Artículos de revistas
Is the free-ranging jaguar (Panthera onca) a reservoir for Cytauxzoon felis in Brazil?
Ticks and Tick-borne Diseases, v. 8, n. 4, p. 470-476, 2017.
Jaguar Conservation Fund/Instituto Onça-Pintada
Universidade de São Paulo (USP)
Universidade Estadual Paulista (UNESP)
Universidade Federal de Uberlândia (UFU)
University of California Davis
This study investigated the occurrence of Cytauxzoon felis and Babesia spp. in free-ranging jaguars (Panthera onca), domestic dogs (Canis lupus familiaris) and domestic cats (Felis catus) from the Cerrado, Amazon and Pantanal biomes of Brazil. Blood samples were collected from 30 jaguars, 129 dogs and 22 cats for detection of the 18S rRNA genes of piroplasmids. All of the jaguars from the Pantanal (n = 22) and Cerrado (n = 4) and three of four jaguars from the Amazon were positive for C. felis, but no dogs or cats were positive for the agent. All of the jaguars and domestic cats were negative for Babesia spp., while dogs from the Cerrado (7.9%; 5/63) and Amazon (10.6%; 5/47) biomes tested positive for the hemoparasite. Cytauxzoon nucleotide sequences detected were closely related to C. felis; and Babesia nucleotide sequences showed 100% of identity with Babesia vogeli. Although the pathogenicity of Cytauxzoon spp. genotypes that circulate in Brazil is still unknown, free-ranging jaguars probably play an important role in the maintenance of C. felis in nature.
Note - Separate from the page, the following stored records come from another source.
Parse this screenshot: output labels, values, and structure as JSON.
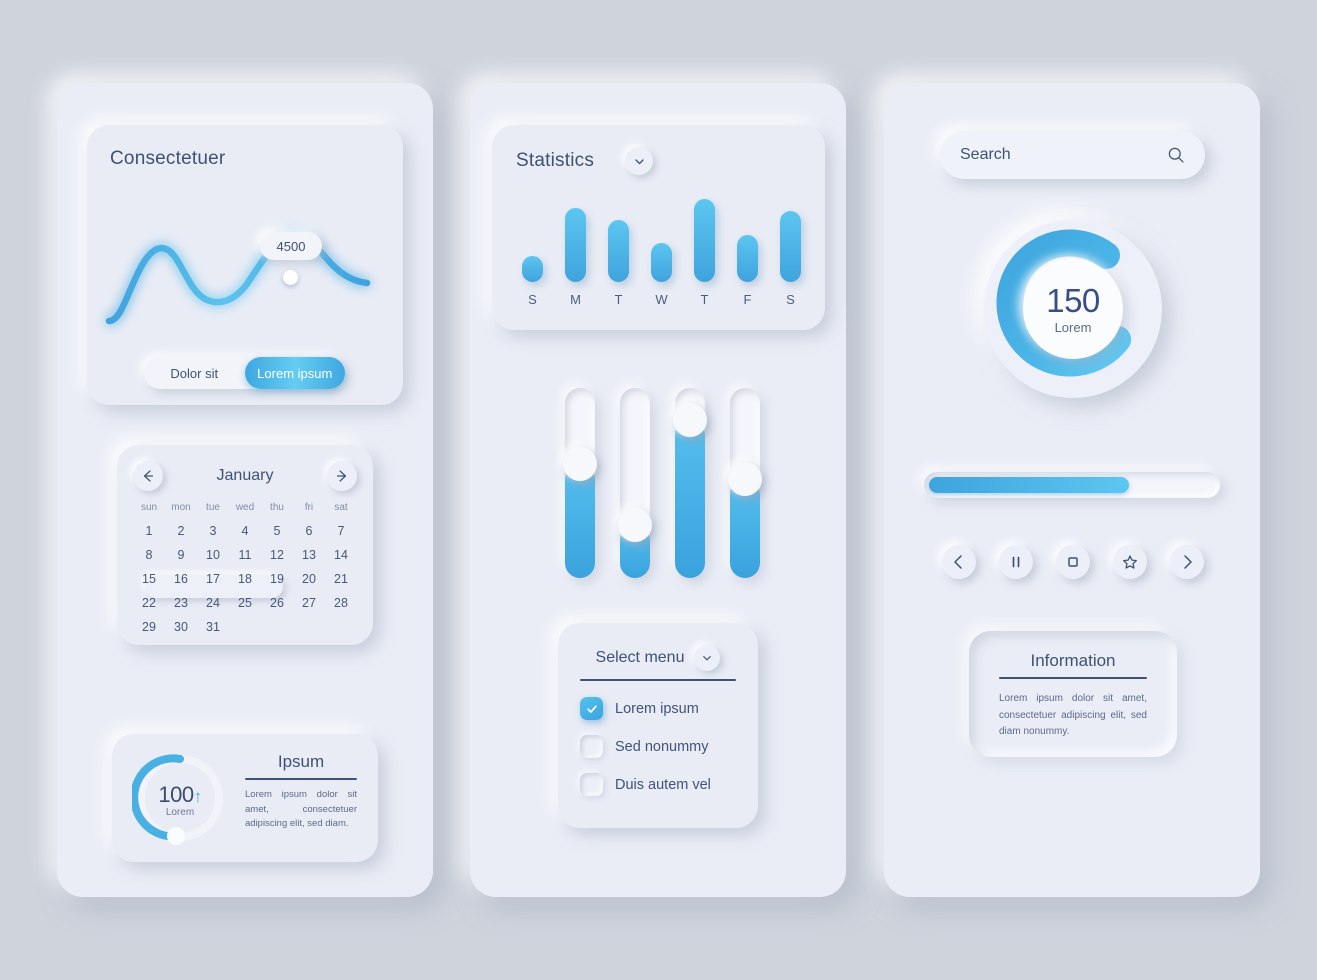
{
  "theme": {
    "page_background": "#ced3dc",
    "panel_background": "#eaedf6",
    "card_background": "#e9ecf5",
    "accent_blue": "#3fa7e0",
    "accent_blue_light": "#5cc7f1",
    "text_dark": "#3e5274",
    "text_muted": "#6d7c96"
  },
  "left_panel": {
    "chart": {
      "title": "Consectetuer",
      "tooltip_value": "4500",
      "toggle": {
        "option_inactive": "Dolor sit",
        "option_active": "Lorem ipsum"
      }
    },
    "calendar": {
      "month": "January",
      "prev_icon": "arrow-left-icon",
      "next_icon": "arrow-right-icon",
      "weekdays": [
        "sun",
        "mon",
        "tue",
        "wed",
        "thu",
        "fri",
        "sat"
      ],
      "days": [
        "1",
        "2",
        "3",
        "4",
        "5",
        "6",
        "7",
        "8",
        "9",
        "10",
        "11",
        "12",
        "13",
        "14",
        "15",
        "16",
        "17",
        "18",
        "19",
        "20",
        "21",
        "22",
        "23",
        "24",
        "25",
        "26",
        "27",
        "28",
        "29",
        "30",
        "31"
      ],
      "selected_range": [
        "16",
        "20"
      ]
    },
    "gauge_card": {
      "value": "100",
      "trend_icon": "arrow-up-icon",
      "unit_label": "Lorem",
      "title": "Ipsum",
      "body": "Lorem ipsum dolor sit amet, consectetuer adipiscing elit, sed diam."
    }
  },
  "center_panel": {
    "statistics": {
      "title": "Statistics",
      "chevron_icon": "chevron-down-icon"
    },
    "sliders": [
      {
        "name": "slider-1",
        "fill_percent": 60
      },
      {
        "name": "slider-2",
        "fill_percent": 28
      },
      {
        "name": "slider-3",
        "fill_percent": 83
      },
      {
        "name": "slider-4",
        "fill_percent": 52
      }
    ],
    "select_menu": {
      "label": "Select menu",
      "chevron_icon": "chevron-down-icon",
      "options": [
        {
          "label": "Lorem ipsum",
          "checked": true
        },
        {
          "label": "Sed nonummy",
          "checked": false
        },
        {
          "label": "Duis autem vel",
          "checked": false
        }
      ]
    }
  },
  "right_panel": {
    "search": {
      "placeholder": "Search",
      "value": "",
      "icon": "search-icon"
    },
    "donut": {
      "value": "150",
      "label": "Lorem",
      "percent": 83
    },
    "progress": {
      "percent": 70
    },
    "controls": [
      {
        "name": "previous-button",
        "icon": "chevron-left-icon",
        "glyph": "‹"
      },
      {
        "name": "pause-button",
        "icon": "pause-icon",
        "glyph": "‖"
      },
      {
        "name": "stop-button",
        "icon": "stop-icon",
        "glyph": "□"
      },
      {
        "name": "favorite-button",
        "icon": "star-icon",
        "glyph": "☆"
      },
      {
        "name": "next-button",
        "icon": "chevron-right-icon",
        "glyph": "›"
      }
    ],
    "information": {
      "title": "Information",
      "body": "Lorem ipsum dolor sit amet, consectetuer adipiscing elit, sed diam nonummy."
    }
  },
  "chart_data": [
    {
      "type": "line",
      "name": "consectetuer-line-chart",
      "title": "Consectetuer",
      "x": [
        0,
        1,
        2,
        3,
        4,
        5,
        6,
        7,
        8
      ],
      "values": [
        500,
        1200,
        3300,
        3400,
        2500,
        2300,
        3600,
        4500,
        3100
      ],
      "annotations": [
        {
          "x": 7,
          "y": 4500,
          "label": "4500"
        }
      ],
      "xlabel": "",
      "ylabel": "",
      "grid": false,
      "legend": "none"
    },
    {
      "type": "bar",
      "name": "statistics-bar-chart",
      "title": "Statistics",
      "categories": [
        "S",
        "M",
        "T",
        "W",
        "T",
        "F",
        "S"
      ],
      "values": [
        27,
        75,
        63,
        40,
        85,
        48,
        72
      ],
      "ylim": [
        0,
        100
      ],
      "xlabel": "",
      "ylabel": "",
      "grid": false,
      "legend": "none"
    },
    {
      "type": "pie",
      "name": "lorem-gauge-100",
      "title": "Ipsum",
      "categories": [
        "Lorem",
        "Remainder"
      ],
      "values": [
        53,
        47
      ],
      "center_value": "100",
      "center_label": "Lorem"
    },
    {
      "type": "pie",
      "name": "lorem-gauge-150",
      "categories": [
        "Lorem",
        "Remainder"
      ],
      "values": [
        83,
        17
      ],
      "center_value": "150",
      "center_label": "Lorem"
    }
  ]
}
In addition, even though there is no evidence of the circulation of Babesia spp. between jaguars and dogs, the presence of this hemoparasite should be monitored in jaguar populations.